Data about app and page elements
*** Begin section ***
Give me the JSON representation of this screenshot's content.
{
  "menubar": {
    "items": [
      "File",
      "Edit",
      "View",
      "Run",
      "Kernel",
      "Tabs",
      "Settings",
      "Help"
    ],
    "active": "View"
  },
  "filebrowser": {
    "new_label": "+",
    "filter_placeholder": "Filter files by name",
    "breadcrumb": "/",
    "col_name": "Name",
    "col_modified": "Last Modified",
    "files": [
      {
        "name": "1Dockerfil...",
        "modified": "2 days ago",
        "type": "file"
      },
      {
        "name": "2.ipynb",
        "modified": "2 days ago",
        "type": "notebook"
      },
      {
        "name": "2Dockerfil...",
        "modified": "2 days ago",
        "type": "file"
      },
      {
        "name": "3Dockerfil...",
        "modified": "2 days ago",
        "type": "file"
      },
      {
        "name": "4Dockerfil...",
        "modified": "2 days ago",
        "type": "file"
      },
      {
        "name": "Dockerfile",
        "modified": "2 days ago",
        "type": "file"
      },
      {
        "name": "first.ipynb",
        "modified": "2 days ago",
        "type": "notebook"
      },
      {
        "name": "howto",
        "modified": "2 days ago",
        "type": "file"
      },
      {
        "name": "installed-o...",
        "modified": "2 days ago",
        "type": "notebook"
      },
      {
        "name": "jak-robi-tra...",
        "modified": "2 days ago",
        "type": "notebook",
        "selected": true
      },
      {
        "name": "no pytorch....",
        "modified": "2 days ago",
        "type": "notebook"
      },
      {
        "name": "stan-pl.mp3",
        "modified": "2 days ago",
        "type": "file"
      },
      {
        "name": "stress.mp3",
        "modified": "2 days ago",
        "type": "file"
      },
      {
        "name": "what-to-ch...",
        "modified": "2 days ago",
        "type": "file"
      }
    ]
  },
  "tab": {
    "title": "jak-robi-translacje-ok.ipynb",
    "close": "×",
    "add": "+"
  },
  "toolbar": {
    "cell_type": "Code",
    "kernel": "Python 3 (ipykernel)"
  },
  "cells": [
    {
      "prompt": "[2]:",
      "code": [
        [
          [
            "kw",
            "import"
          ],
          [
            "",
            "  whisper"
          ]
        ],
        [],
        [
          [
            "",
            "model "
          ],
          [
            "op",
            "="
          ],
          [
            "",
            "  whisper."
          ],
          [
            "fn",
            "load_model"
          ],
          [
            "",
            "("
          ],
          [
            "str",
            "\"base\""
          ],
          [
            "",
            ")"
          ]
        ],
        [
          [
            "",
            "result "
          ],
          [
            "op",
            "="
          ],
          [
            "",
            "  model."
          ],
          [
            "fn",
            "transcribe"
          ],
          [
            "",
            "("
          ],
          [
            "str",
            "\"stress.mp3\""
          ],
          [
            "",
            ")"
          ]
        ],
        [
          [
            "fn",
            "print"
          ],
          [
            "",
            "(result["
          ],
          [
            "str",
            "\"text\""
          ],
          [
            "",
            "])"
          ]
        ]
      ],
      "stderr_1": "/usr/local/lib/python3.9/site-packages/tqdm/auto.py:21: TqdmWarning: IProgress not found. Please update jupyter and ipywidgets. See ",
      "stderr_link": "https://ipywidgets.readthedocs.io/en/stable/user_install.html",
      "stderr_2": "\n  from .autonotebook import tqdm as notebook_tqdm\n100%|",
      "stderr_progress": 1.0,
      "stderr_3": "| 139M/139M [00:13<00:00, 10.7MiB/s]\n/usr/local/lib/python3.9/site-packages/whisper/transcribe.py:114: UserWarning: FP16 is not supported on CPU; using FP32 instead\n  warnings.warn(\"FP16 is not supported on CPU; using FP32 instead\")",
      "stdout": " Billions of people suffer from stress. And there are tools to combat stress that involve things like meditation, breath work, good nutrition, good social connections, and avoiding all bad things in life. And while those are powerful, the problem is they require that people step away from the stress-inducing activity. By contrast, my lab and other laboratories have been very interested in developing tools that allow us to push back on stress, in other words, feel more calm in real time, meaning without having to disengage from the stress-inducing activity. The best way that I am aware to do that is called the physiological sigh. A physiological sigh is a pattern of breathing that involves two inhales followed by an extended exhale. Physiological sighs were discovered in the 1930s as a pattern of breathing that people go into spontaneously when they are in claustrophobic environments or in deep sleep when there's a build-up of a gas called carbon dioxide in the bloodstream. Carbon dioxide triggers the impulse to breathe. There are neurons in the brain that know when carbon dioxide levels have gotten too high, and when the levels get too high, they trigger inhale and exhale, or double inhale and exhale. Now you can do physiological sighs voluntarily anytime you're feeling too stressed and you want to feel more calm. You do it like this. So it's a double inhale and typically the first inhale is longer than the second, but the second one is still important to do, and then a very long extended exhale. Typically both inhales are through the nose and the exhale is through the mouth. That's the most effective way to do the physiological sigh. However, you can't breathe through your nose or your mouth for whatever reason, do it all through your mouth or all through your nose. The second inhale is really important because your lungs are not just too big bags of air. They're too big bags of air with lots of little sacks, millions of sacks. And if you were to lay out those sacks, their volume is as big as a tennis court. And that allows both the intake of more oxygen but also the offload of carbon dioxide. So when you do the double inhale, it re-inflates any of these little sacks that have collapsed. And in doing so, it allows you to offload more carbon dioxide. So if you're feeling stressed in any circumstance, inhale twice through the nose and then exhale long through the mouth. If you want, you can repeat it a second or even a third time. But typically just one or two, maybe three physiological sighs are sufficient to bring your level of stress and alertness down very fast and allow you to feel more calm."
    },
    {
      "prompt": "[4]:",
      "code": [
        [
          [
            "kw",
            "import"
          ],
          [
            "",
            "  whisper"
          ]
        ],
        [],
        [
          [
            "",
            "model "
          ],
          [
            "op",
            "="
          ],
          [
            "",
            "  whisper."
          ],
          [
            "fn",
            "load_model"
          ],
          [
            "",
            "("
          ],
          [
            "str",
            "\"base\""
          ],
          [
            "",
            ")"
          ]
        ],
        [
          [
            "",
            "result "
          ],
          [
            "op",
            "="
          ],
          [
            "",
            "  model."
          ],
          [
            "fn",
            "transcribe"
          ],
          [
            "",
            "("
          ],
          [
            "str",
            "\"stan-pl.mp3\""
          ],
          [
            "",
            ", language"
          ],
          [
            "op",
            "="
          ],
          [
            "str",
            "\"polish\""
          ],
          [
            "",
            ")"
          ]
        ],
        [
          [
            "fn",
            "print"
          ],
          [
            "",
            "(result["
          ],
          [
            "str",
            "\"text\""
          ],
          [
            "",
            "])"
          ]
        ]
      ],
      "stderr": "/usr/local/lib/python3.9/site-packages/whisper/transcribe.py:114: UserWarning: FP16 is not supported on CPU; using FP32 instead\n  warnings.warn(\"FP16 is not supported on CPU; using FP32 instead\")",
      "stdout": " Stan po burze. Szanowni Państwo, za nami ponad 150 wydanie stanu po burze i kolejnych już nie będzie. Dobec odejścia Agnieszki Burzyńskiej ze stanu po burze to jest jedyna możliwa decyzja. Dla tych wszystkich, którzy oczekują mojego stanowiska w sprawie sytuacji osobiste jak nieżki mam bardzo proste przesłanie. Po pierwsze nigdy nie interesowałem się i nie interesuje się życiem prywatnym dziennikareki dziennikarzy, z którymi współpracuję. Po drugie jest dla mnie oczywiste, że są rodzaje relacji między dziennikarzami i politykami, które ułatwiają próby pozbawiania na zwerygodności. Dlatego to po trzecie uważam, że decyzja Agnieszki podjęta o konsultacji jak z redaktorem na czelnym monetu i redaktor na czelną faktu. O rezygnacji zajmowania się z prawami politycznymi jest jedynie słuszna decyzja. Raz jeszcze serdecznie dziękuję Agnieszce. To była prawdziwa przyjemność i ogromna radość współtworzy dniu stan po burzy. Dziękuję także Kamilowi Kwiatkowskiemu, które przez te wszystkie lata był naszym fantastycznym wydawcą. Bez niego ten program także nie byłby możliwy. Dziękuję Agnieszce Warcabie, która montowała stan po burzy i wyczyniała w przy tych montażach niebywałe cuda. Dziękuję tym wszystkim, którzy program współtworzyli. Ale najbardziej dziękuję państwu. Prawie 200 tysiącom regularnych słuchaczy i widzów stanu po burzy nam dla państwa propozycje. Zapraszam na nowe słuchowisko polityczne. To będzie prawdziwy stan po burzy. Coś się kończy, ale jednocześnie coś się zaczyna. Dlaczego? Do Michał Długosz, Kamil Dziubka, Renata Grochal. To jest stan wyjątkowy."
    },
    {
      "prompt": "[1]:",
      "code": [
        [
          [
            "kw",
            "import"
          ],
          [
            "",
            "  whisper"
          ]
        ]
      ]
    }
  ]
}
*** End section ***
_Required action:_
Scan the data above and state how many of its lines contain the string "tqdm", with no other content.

_Result of the exercise:_
2